(Entries taken from a collection)
------------------------------------------------

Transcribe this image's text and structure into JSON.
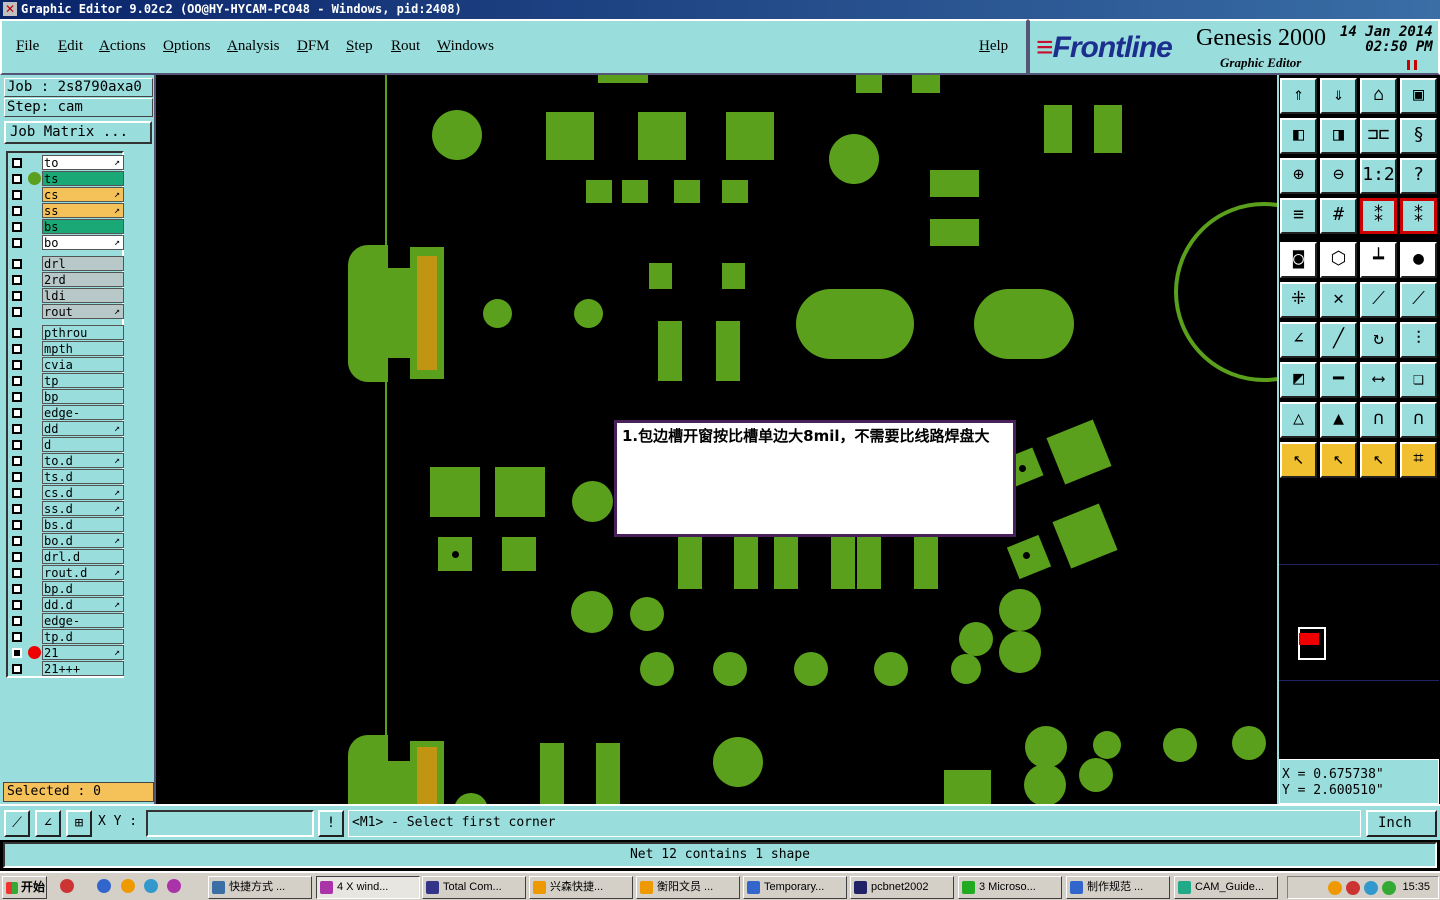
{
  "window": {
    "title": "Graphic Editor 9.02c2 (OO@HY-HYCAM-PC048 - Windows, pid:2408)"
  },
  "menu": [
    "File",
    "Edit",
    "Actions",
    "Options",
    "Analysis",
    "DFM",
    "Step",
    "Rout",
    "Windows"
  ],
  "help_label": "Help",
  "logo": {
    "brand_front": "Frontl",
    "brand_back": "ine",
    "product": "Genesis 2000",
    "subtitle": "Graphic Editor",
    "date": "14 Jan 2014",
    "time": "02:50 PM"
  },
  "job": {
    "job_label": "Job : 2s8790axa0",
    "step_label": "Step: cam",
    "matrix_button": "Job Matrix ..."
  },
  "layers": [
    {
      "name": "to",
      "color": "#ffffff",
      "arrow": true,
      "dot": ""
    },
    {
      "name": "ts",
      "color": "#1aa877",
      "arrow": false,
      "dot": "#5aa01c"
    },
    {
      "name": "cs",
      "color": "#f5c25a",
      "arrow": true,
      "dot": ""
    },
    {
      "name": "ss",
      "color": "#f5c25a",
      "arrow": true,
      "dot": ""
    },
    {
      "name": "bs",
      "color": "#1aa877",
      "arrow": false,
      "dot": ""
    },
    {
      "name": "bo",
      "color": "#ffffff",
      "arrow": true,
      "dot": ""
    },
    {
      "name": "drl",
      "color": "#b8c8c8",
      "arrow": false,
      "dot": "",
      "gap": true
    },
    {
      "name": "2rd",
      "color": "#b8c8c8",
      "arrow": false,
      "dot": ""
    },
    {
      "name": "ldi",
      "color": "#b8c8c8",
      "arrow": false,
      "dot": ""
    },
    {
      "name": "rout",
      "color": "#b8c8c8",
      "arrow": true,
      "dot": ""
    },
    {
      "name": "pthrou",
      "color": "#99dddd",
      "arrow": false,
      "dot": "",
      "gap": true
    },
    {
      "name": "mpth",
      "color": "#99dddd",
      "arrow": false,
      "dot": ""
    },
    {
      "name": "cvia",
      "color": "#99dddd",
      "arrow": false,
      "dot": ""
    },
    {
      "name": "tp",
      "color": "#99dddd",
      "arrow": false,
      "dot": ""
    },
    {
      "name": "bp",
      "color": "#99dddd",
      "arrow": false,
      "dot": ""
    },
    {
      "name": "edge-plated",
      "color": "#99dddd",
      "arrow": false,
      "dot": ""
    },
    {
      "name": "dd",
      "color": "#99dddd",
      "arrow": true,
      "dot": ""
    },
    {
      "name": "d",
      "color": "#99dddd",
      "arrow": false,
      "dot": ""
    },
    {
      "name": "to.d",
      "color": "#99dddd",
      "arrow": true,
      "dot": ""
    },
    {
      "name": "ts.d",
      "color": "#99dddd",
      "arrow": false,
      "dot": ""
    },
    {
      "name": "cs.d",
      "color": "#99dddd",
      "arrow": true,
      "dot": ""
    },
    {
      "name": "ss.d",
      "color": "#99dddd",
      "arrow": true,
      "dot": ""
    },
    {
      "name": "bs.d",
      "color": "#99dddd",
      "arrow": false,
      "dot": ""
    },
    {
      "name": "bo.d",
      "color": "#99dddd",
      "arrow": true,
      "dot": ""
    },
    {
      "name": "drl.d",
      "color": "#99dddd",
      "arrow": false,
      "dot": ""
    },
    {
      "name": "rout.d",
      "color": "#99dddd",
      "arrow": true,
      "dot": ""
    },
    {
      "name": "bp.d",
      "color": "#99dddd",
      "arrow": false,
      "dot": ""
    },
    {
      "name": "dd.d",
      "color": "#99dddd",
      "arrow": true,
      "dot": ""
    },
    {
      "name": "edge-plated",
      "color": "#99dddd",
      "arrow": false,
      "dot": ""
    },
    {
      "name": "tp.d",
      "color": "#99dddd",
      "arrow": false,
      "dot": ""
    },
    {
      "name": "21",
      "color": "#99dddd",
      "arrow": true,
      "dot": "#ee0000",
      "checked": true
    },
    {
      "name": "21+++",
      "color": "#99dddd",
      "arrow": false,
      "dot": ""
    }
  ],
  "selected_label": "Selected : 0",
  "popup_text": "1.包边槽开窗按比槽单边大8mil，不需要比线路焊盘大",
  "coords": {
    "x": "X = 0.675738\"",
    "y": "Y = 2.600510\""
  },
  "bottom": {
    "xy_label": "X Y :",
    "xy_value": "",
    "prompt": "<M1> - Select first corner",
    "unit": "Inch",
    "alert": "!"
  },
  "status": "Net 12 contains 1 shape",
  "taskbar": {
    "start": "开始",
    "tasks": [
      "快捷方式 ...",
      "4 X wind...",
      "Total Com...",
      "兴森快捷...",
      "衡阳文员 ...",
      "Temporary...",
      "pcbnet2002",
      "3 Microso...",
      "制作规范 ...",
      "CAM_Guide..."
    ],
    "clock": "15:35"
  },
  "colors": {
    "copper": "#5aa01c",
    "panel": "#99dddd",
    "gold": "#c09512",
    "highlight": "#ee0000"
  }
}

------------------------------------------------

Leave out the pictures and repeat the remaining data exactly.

> Response to the exercise
Transcribe this image's text and structure into JSON.
{
  "window": {
    "title": "Graphic Editor 9.02c2 (OO@HY-HYCAM-PC048 - Windows, pid:2408)"
  },
  "menu": [
    "File",
    "Edit",
    "Actions",
    "Options",
    "Analysis",
    "DFM",
    "Step",
    "Rout",
    "Windows"
  ],
  "help_label": "Help",
  "logo": {
    "brand_front": "Frontl",
    "brand_back": "ine",
    "product": "Genesis 2000",
    "subtitle": "Graphic Editor",
    "date": "14 Jan 2014",
    "time": "02:50 PM"
  },
  "job": {
    "job_label": "Job : 2s8790axa0",
    "step_label": "Step: cam",
    "matrix_button": "Job Matrix ..."
  },
  "layers": [
    {
      "name": "to",
      "color": "#ffffff",
      "arrow": true,
      "dot": ""
    },
    {
      "name": "ts",
      "color": "#1aa877",
      "arrow": false,
      "dot": "#5aa01c"
    },
    {
      "name": "cs",
      "color": "#f5c25a",
      "arrow": true,
      "dot": ""
    },
    {
      "name": "ss",
      "color": "#f5c25a",
      "arrow": true,
      "dot": ""
    },
    {
      "name": "bs",
      "color": "#1aa877",
      "arrow": false,
      "dot": ""
    },
    {
      "name": "bo",
      "color": "#ffffff",
      "arrow": true,
      "dot": ""
    },
    {
      "name": "drl",
      "color": "#b8c8c8",
      "arrow": false,
      "dot": "",
      "gap": true
    },
    {
      "name": "2rd",
      "color": "#b8c8c8",
      "arrow": false,
      "dot": ""
    },
    {
      "name": "ldi",
      "color": "#b8c8c8",
      "arrow": false,
      "dot": ""
    },
    {
      "name": "rout",
      "color": "#b8c8c8",
      "arrow": true,
      "dot": ""
    },
    {
      "name": "pthrou",
      "color": "#99dddd",
      "arrow": false,
      "dot": "",
      "gap": true
    },
    {
      "name": "mpth",
      "color": "#99dddd",
      "arrow": false,
      "dot": ""
    },
    {
      "name": "cvia",
      "color": "#99dddd",
      "arrow": false,
      "dot": ""
    },
    {
      "name": "tp",
      "color": "#99dddd",
      "arrow": false,
      "dot": ""
    },
    {
      "name": "bp",
      "color": "#99dddd",
      "arrow": false,
      "dot": ""
    },
    {
      "name": "edge-plated",
      "color": "#99dddd",
      "arrow": false,
      "dot": ""
    },
    {
      "name": "dd",
      "color": "#99dddd",
      "arrow": true,
      "dot": ""
    },
    {
      "name": "d",
      "color": "#99dddd",
      "arrow": false,
      "dot": ""
    },
    {
      "name": "to.d",
      "color": "#99dddd",
      "arrow": true,
      "dot": ""
    },
    {
      "name": "ts.d",
      "color": "#99dddd",
      "arrow": false,
      "dot": ""
    },
    {
      "name": "cs.d",
      "color": "#99dddd",
      "arrow": true,
      "dot": ""
    },
    {
      "name": "ss.d",
      "color": "#99dddd",
      "arrow": true,
      "dot": ""
    },
    {
      "name": "bs.d",
      "color": "#99dddd",
      "arrow": false,
      "dot": ""
    },
    {
      "name": "bo.d",
      "color": "#99dddd",
      "arrow": true,
      "dot": ""
    },
    {
      "name": "drl.d",
      "color": "#99dddd",
      "arrow": false,
      "dot": ""
    },
    {
      "name": "rout.d",
      "color": "#99dddd",
      "arrow": true,
      "dot": ""
    },
    {
      "name": "bp.d",
      "color": "#99dddd",
      "arrow": false,
      "dot": ""
    },
    {
      "name": "dd.d",
      "color": "#99dddd",
      "arrow": true,
      "dot": ""
    },
    {
      "name": "edge-plated",
      "color": "#99dddd",
      "arrow": false,
      "dot": ""
    },
    {
      "name": "tp.d",
      "color": "#99dddd",
      "arrow": false,
      "dot": ""
    },
    {
      "name": "21",
      "color": "#99dddd",
      "arrow": true,
      "dot": "#ee0000",
      "checked": true
    },
    {
      "name": "21+++",
      "color": "#99dddd",
      "arrow": false,
      "dot": ""
    }
  ],
  "selected_label": "Selected : 0",
  "popup_text": "1.包边槽开窗按比槽单边大8mil，不需要比线路焊盘大",
  "coords": {
    "x": "X = 0.675738\"",
    "y": "Y = 2.600510\""
  },
  "bottom": {
    "xy_label": "X Y :",
    "xy_value": "",
    "prompt": "<M1> - Select first corner",
    "unit": "Inch",
    "alert": "!"
  },
  "status": "Net 12 contains 1 shape",
  "taskbar": {
    "start": "开始",
    "tasks": [
      "快捷方式 ...",
      "4 X wind...",
      "Total Com...",
      "兴森快捷...",
      "衡阳文员 ...",
      "Temporary...",
      "pcbnet2002",
      "3 Microso...",
      "制作规范 ...",
      "CAM_Guide..."
    ],
    "clock": "15:35"
  },
  "colors": {
    "copper": "#5aa01c",
    "panel": "#99dddd",
    "gold": "#c09512",
    "highlight": "#ee0000"
  }
}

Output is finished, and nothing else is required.